Wow. I kind of got blown away by the media and public frenzy surrounding the royal nuptials. And yeah. Like any journalist, I consider it my professional responsibility to find out whether Pippa was wearing underwear during the ceremony at Westminster Abbey.
But alas. There are bigger fish to fry. So I’ll leave it to others to follow closely any breaking details about that cover-up — or not.
Here’s from Sabotage Times:
After the Royal Wedding everyone’s talking about one arse – and amazingly it’s not Prince Philip.
OK. On to other matters.
The head sleds at NATO say they are not targeting individuals or civilians in their military missions. Yet bombs launched from planes at high altitudes somehow manage to fly down the chimney of whatever house Mad Dog Gadhafi and family are staying. Go figure. And it strikes me that the USA is about to sign a long-term lease on property in Tripoli — matching the timeshares we can’t unload in Afghanistan and Iraq.
And members of Congress return this week from an Easter recess to deal with the federal debt limit, the 2012 budget, taxes, entitlements and so on. I know. Alert the militia — and get the women and children off the streets. It’s gonna be nasty.
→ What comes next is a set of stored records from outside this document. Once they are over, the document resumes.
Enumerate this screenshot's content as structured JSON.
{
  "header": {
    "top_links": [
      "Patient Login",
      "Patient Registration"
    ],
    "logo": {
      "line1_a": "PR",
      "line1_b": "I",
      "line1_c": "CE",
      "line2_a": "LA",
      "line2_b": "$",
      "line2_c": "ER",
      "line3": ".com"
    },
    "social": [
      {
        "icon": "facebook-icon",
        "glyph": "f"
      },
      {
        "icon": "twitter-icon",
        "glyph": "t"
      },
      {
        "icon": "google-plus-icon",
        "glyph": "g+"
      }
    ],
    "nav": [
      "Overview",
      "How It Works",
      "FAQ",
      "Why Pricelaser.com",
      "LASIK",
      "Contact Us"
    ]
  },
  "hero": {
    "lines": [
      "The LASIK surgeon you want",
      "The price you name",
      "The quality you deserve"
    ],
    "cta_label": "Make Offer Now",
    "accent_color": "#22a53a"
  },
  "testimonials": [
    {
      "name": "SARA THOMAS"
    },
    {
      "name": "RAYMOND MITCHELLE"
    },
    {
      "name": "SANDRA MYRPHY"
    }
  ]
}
Oh well. At least we’ll have some other asses to concentrate on.
And there’s nothing that I can add about the death of Osama bin Laden. So I won’t even try. I missed the TV announcement by the Prez last night — long after I was sound asleep. And I first learned about the story early this a.m. when I checked my BlackBerry and several WSJ messages greeted me with the good news.
Still, of the many stories I’ve read and seen, this one may have captured the most memorable moment. It’s from Mediate, “White House Crowd Breaks Out In National Anthem To Celebrate Bin Laden Death.”
On the heels of the blockbuster revelation that Osama bin Laden is dead, CNN cameras at the White House captured a spontaneous celebration just outside the North fence of the White House. As anchor Wolf Blitzer tossed to a live shot of the gathering crowd, which Blitzer said had been chanting “USA! USA!”, the crowd broke into a spontaneous rendition of The Star Spangled Banner that could become an iconic image in American history.
The contrived nature of much of modern TV news coverage makes this clip all the more remarkable. While bin Laden’s death doesn’t come close to restoring what was lost on September 11, 2001, it is obviously an important milestone in the national psyche, and a just, if too long delayed, result.